## What this task involves:
Of the lines below, reproduce exactly those from the line containing "Transcribe this image's" to the end, including both the first and the last.

═════ Input

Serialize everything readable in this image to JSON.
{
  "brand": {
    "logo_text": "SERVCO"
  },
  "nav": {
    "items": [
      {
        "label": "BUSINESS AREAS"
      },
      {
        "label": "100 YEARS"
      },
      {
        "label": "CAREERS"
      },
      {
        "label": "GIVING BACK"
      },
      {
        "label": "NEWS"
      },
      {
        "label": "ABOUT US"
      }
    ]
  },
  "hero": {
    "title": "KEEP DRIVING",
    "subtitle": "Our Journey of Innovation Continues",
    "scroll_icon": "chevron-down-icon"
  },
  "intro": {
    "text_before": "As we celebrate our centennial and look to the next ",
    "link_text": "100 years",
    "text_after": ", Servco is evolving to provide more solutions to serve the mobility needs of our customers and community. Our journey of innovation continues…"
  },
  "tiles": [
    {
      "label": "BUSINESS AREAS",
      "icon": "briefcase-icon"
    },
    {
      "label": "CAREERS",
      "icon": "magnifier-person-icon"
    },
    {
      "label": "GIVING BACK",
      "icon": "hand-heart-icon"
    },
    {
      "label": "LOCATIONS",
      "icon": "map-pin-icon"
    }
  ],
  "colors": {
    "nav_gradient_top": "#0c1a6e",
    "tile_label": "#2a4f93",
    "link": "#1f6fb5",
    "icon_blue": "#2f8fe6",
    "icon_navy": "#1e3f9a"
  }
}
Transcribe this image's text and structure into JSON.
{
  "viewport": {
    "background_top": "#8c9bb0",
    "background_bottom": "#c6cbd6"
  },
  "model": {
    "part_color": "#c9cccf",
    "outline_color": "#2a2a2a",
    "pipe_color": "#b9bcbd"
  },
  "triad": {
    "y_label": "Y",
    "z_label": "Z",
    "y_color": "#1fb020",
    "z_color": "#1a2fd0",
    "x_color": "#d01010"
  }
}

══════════

## Response:
Transcribe this image's text and structure into JSON.
{
  "viewport": {
    "background_top": "#8c9bb0",
    "background_bottom": "#c6cbd6"
  },
  "model": {
    "part_color": "#c9cccf",
    "outline_color": "#2a2a2a",
    "pipe_color": "#b9bcbd"
  },
  "triad": {
    "y_label": "Y",
    "z_label": "Z",
    "y_color": "#1fb020",
    "z_color": "#1a2fd0",
    "x_color": "#d01010"
  }
}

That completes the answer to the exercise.